= Beginning of Section =
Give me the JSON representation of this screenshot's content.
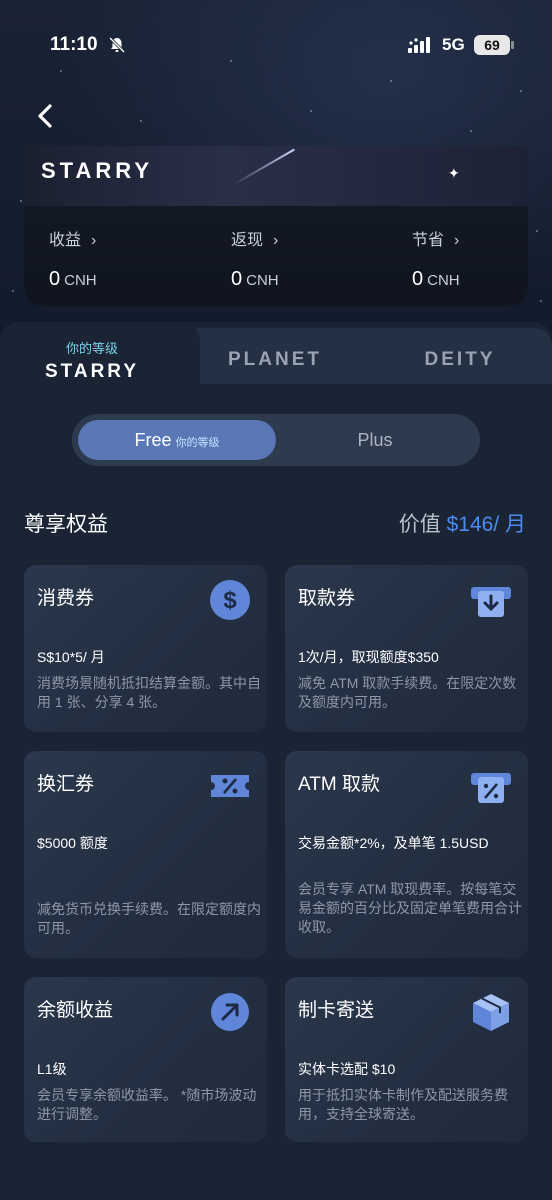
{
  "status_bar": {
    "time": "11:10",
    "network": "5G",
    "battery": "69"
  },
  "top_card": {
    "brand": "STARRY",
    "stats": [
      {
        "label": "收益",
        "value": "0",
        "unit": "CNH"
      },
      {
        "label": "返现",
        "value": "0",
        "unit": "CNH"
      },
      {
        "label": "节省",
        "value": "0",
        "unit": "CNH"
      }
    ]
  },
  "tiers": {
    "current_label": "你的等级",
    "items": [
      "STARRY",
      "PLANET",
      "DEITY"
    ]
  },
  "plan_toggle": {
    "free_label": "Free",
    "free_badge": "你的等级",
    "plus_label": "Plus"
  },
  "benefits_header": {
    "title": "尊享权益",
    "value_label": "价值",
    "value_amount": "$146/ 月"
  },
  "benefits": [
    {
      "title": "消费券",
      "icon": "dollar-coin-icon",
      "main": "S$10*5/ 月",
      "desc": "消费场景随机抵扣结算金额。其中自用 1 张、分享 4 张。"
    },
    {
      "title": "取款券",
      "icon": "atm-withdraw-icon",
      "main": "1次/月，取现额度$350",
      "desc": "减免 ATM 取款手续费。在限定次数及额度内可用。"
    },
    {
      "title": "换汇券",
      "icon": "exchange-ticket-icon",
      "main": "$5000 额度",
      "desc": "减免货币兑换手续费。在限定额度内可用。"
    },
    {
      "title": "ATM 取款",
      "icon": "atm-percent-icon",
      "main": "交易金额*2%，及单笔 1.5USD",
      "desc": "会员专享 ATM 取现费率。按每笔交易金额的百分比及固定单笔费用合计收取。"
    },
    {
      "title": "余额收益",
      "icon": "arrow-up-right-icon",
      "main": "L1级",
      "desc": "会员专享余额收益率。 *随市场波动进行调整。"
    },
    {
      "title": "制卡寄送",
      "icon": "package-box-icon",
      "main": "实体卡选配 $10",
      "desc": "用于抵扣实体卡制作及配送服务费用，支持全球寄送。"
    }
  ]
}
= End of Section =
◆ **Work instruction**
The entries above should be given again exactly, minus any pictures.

◆ **Exercise output**
Give me the JSON representation of this screenshot's content.
{
  "status_bar": {
    "time": "11:10",
    "network": "5G",
    "battery": "69"
  },
  "top_card": {
    "brand": "STARRY",
    "stats": [
      {
        "label": "收益",
        "value": "0",
        "unit": "CNH"
      },
      {
        "label": "返现",
        "value": "0",
        "unit": "CNH"
      },
      {
        "label": "节省",
        "value": "0",
        "unit": "CNH"
      }
    ]
  },
  "tiers": {
    "current_label": "你的等级",
    "items": [
      "STARRY",
      "PLANET",
      "DEITY"
    ]
  },
  "plan_toggle": {
    "free_label": "Free",
    "free_badge": "你的等级",
    "plus_label": "Plus"
  },
  "benefits_header": {
    "title": "尊享权益",
    "value_label": "价值",
    "value_amount": "$146/ 月"
  },
  "benefits": [
    {
      "title": "消费券",
      "icon": "dollar-coin-icon",
      "main": "S$10*5/ 月",
      "desc": "消费场景随机抵扣结算金额。其中自用 1 张、分享 4 张。"
    },
    {
      "title": "取款券",
      "icon": "atm-withdraw-icon",
      "main": "1次/月，取现额度$350",
      "desc": "减免 ATM 取款手续费。在限定次数及额度内可用。"
    },
    {
      "title": "换汇券",
      "icon": "exchange-ticket-icon",
      "main": "$5000 额度",
      "desc": "减免货币兑换手续费。在限定额度内可用。"
    },
    {
      "title": "ATM 取款",
      "icon": "atm-percent-icon",
      "main": "交易金额*2%，及单笔 1.5USD",
      "desc": "会员专享 ATM 取现费率。按每笔交易金额的百分比及固定单笔费用合计收取。"
    },
    {
      "title": "余额收益",
      "icon": "arrow-up-right-icon",
      "main": "L1级",
      "desc": "会员专享余额收益率。 *随市场波动进行调整。"
    },
    {
      "title": "制卡寄送",
      "icon": "package-box-icon",
      "main": "实体卡选配 $10",
      "desc": "用于抵扣实体卡制作及配送服务费用，支持全球寄送。"
    }
  ]
}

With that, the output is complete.